Check every line of the records below for the string "name" and copy the ones that have it.

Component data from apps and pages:
========================
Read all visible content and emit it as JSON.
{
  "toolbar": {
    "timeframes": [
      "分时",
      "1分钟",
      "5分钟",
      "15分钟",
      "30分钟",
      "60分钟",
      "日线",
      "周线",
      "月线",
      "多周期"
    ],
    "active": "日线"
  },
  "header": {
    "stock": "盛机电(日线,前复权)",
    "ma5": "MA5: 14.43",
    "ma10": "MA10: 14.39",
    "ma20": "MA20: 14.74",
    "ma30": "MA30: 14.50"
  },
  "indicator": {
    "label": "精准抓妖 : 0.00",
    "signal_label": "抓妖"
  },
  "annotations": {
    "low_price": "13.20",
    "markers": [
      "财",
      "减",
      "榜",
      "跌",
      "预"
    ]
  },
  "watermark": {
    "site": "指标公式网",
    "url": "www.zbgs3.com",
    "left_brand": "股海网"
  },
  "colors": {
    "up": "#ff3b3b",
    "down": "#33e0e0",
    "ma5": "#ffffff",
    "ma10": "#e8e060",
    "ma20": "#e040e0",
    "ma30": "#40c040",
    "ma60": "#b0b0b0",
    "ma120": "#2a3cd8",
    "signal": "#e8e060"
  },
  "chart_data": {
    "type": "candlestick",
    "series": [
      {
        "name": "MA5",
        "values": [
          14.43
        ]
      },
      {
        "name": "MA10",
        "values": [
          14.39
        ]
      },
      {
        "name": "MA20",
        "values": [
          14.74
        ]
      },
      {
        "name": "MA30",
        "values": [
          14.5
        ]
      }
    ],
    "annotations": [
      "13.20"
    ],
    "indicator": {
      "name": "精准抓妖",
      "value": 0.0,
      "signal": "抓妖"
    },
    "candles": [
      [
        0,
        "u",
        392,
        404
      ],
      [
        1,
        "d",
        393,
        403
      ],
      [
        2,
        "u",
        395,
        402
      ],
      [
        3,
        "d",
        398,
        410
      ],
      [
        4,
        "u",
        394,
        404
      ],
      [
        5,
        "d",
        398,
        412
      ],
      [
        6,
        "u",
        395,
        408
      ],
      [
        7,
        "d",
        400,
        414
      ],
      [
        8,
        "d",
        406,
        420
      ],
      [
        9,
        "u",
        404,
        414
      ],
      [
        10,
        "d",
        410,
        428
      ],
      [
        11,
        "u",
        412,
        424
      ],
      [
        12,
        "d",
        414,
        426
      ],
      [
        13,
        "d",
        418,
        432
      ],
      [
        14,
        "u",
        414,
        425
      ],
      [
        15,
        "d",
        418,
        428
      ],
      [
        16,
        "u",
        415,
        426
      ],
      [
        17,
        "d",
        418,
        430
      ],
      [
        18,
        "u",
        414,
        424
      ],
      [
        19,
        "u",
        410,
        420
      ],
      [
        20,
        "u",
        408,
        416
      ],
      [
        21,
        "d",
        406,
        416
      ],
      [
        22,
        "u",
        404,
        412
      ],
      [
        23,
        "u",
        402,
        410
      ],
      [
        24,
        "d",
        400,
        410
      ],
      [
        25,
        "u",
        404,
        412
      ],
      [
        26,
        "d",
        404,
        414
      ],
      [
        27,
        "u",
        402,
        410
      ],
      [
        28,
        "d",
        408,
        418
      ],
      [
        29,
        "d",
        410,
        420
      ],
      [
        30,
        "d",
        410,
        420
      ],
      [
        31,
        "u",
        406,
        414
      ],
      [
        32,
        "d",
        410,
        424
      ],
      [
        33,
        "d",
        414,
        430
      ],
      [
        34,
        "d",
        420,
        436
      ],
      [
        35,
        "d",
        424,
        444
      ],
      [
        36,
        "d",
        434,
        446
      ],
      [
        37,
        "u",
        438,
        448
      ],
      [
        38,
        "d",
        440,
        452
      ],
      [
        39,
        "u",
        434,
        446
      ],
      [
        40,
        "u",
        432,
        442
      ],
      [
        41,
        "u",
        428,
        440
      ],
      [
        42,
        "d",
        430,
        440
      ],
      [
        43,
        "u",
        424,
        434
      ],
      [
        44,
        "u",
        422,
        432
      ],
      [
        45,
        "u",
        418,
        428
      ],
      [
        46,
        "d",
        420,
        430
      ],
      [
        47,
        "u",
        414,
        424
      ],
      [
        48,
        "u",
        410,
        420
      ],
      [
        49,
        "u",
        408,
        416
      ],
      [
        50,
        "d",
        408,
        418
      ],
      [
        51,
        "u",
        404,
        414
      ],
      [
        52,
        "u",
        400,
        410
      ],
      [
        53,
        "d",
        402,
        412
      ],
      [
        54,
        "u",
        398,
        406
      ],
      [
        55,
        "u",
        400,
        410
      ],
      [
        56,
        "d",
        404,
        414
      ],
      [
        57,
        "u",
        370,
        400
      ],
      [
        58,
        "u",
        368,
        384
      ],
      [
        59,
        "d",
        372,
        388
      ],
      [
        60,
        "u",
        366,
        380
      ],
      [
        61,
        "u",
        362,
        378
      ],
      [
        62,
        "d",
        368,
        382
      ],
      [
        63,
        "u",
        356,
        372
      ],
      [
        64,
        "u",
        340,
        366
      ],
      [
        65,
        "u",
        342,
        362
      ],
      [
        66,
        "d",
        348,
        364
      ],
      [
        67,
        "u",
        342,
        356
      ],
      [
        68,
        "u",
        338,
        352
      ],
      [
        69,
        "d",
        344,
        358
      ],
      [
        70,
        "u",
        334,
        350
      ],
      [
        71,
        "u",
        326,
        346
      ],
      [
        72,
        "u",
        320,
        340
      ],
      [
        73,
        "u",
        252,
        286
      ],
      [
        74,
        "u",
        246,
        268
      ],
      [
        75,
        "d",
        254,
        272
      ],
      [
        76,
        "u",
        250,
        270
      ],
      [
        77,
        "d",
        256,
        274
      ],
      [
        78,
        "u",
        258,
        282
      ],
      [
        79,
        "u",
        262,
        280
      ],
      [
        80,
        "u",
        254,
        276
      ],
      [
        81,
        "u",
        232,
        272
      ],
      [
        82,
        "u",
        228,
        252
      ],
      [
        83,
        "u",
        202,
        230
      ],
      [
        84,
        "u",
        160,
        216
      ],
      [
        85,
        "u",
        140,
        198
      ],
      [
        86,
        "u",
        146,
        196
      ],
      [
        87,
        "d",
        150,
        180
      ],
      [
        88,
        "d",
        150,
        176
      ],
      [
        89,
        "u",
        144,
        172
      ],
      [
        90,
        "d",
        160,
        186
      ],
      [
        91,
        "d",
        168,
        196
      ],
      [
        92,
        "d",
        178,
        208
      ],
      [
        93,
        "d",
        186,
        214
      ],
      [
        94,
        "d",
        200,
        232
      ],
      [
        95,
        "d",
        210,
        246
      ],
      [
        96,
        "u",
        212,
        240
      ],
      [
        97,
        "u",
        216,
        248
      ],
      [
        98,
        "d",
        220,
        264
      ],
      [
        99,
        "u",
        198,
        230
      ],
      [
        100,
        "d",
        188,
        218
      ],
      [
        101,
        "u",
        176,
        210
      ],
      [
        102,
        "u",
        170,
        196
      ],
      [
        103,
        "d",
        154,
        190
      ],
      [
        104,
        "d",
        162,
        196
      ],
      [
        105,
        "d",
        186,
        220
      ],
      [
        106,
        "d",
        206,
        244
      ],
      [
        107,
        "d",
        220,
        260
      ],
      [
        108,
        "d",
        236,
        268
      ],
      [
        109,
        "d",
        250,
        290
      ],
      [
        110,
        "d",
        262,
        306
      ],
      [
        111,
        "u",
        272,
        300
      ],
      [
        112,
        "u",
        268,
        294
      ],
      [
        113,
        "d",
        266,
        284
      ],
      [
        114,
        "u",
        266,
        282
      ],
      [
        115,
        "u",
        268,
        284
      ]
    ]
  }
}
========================
◆ EXPECTED ANSWER ◆
        "name": "MA5",
        "name": "MA10",
        "name": "MA20",
        "name": "MA30",
      "name": "精准抓妖",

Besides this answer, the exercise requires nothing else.